*Entries provided*.
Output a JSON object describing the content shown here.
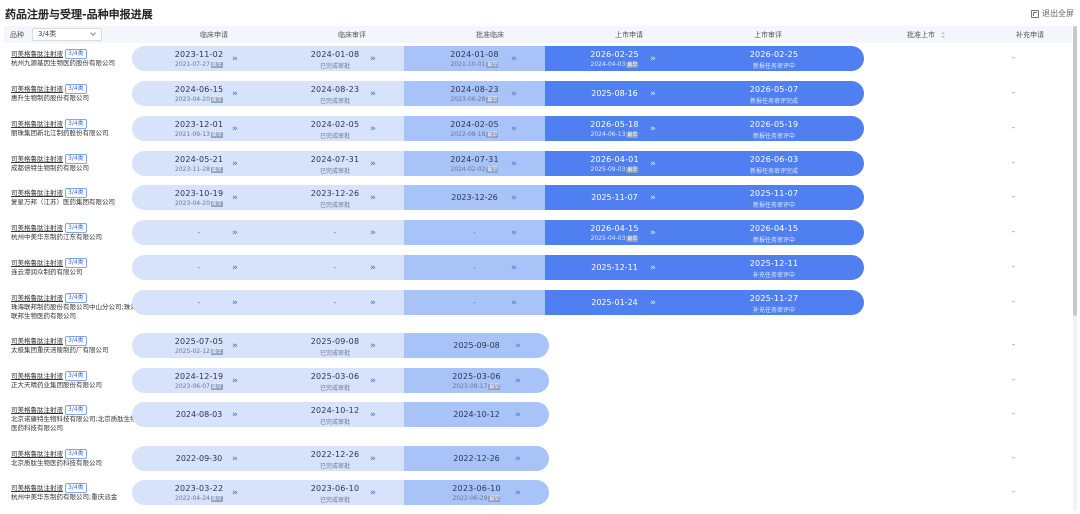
{
  "page": {
    "title": "药品注册与受理-品种申报进展",
    "exit_fullscreen": "退出全屏"
  },
  "header": {
    "filter_label": "品种",
    "filter_value": "3/4类",
    "columns": [
      "临床申请",
      "临床审评",
      "批准临床",
      "上市申请",
      "上市审评",
      "批准上市",
      "补充申请"
    ]
  },
  "common": {
    "drug_name": "司美格鲁肽注射液",
    "drug_class": "3/4类",
    "approved_text": "已完成审批",
    "done_tag": "最早",
    "dash": "-"
  },
  "colors": {
    "light": "#d6e3fb",
    "mid": "#a8c3f7",
    "dark": "#4f7ff0"
  },
  "rows": [
    {
      "company": "杭州九源基因生物医药股份有限公司",
      "cells": [
        {
          "d": "2023-11-02",
          "s": "2021-07-27",
          "tag": true
        },
        {
          "d": "2024-01-08",
          "s": "已完成审批"
        },
        {
          "d": "2024-01-08",
          "s": "2021-10-01",
          "tag": true
        },
        {
          "d": "2026-02-25",
          "s": "2024-04-03",
          "tag": true
        },
        {
          "d": "2026-02-25",
          "s": "新报任务审评中"
        }
      ],
      "supp": "-"
    },
    {
      "company": "惠升生物制药股份有限公司",
      "cells": [
        {
          "d": "2024-06-15",
          "s": "2023-04-20",
          "tag": true
        },
        {
          "d": "2024-08-23",
          "s": "已完成审批"
        },
        {
          "d": "2024-08-23",
          "s": "2023-06-28",
          "tag": true
        },
        {
          "d": "2025-08-16",
          "s": ""
        },
        {
          "d": "2026-05-07",
          "s": "新报任务审评完成"
        }
      ],
      "supp": "-"
    },
    {
      "company": "丽珠集团新北江制药股份有限公司",
      "cells": [
        {
          "d": "2023-12-01",
          "s": "2021-09-13",
          "tag": true
        },
        {
          "d": "2024-02-05",
          "s": "已完成审批"
        },
        {
          "d": "2024-02-05",
          "s": "2022-08-18",
          "tag": true
        },
        {
          "d": "2026-05-18",
          "s": "2024-06-13",
          "tag": true
        },
        {
          "d": "2026-05-19",
          "s": "新报任务审评中"
        }
      ],
      "supp": "-"
    },
    {
      "company": "成都倍特生物制药有限公司",
      "cells": [
        {
          "d": "2024-05-21",
          "s": "2023-11-28",
          "tag": true
        },
        {
          "d": "2024-07-31",
          "s": "已完成审批"
        },
        {
          "d": "2024-07-31",
          "s": "2024-02-02",
          "tag": true
        },
        {
          "d": "2026-04-01",
          "s": "2025-09-03",
          "tag": true
        },
        {
          "d": "2026-06-03",
          "s": "新报任务审评完成"
        }
      ],
      "supp": "-"
    },
    {
      "company": "复星万邦（江苏）医药集团有限公司",
      "cells": [
        {
          "d": "2023-10-19",
          "s": "2023-04-20",
          "tag": true
        },
        {
          "d": "2023-12-26",
          "s": "已完成审批"
        },
        {
          "d": "2023-12-26",
          "s": ""
        },
        {
          "d": "2025-11-07",
          "s": ""
        },
        {
          "d": "2025-11-07",
          "s": "新报任务审评中"
        }
      ],
      "supp": "-"
    },
    {
      "company": "杭州中美华东制药江东有限公司",
      "cells": [
        {
          "d": "-",
          "s": ""
        },
        {
          "d": "-",
          "s": ""
        },
        {
          "d": "-",
          "s": ""
        },
        {
          "d": "2026-04-15",
          "s": "2025-04-03",
          "tag": true
        },
        {
          "d": "2026-04-15",
          "s": "新报任务审评中"
        }
      ],
      "supp": "-"
    },
    {
      "company": "连云港润众制药有限公司",
      "cells": [
        {
          "d": "-",
          "s": ""
        },
        {
          "d": "-",
          "s": ""
        },
        {
          "d": "-",
          "s": ""
        },
        {
          "d": "2025-12-11",
          "s": ""
        },
        {
          "d": "2025-12-11",
          "s": "补充任务审评中"
        }
      ],
      "supp": "-"
    },
    {
      "company": "珠海联邦制药股份有限公司中山分公司;珠海联邦生物医药有限公司",
      "cells": [
        {
          "d": "-",
          "s": ""
        },
        {
          "d": "-",
          "s": ""
        },
        {
          "d": "-",
          "s": ""
        },
        {
          "d": "2025-01-24",
          "s": ""
        },
        {
          "d": "2025-11-27",
          "s": "补充任务审评中"
        }
      ],
      "supp": "-"
    },
    {
      "company": "太极集团重庆涪陵制药厂有限公司",
      "cells": [
        {
          "d": "2025-07-05",
          "s": "2025-02-12",
          "tag": true
        },
        {
          "d": "2025-09-08",
          "s": "已完成审批"
        },
        {
          "d": "2025-09-08",
          "s": ""
        }
      ],
      "supp": "-"
    },
    {
      "company": "正大天晴药业集团股份有限公司",
      "cells": [
        {
          "d": "2024-12-19",
          "s": "2023-06-07",
          "tag": true
        },
        {
          "d": "2025-03-06",
          "s": "已完成审批"
        },
        {
          "d": "2025-03-06",
          "s": "2023-08-17",
          "tag": true
        }
      ],
      "supp": "-"
    },
    {
      "company": "北京诺康特生物科技有限公司;北京质肽生物医药科技有限公司",
      "cells": [
        {
          "d": "2024-08-03",
          "s": ""
        },
        {
          "d": "2024-10-12",
          "s": "已完成审批"
        },
        {
          "d": "2024-10-12",
          "s": ""
        }
      ],
      "supp": "-"
    },
    {
      "company": "北京质肽生物医药科技有限公司",
      "cells": [
        {
          "d": "2022-09-30",
          "s": ""
        },
        {
          "d": "2022-12-26",
          "s": "已完成审批"
        },
        {
          "d": "2022-12-26",
          "s": ""
        }
      ],
      "supp": "-"
    },
    {
      "company": "杭州中美华东制药有限公司;重庆派金",
      "cells": [
        {
          "d": "2023-03-22",
          "s": "2022-04-24",
          "tag": true
        },
        {
          "d": "2023-06-10",
          "s": "已完成审批"
        },
        {
          "d": "2023-06-10",
          "s": "2022-06-29",
          "tag": true
        }
      ],
      "supp": "-"
    }
  ]
}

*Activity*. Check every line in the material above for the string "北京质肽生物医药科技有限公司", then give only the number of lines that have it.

*Response below*. 2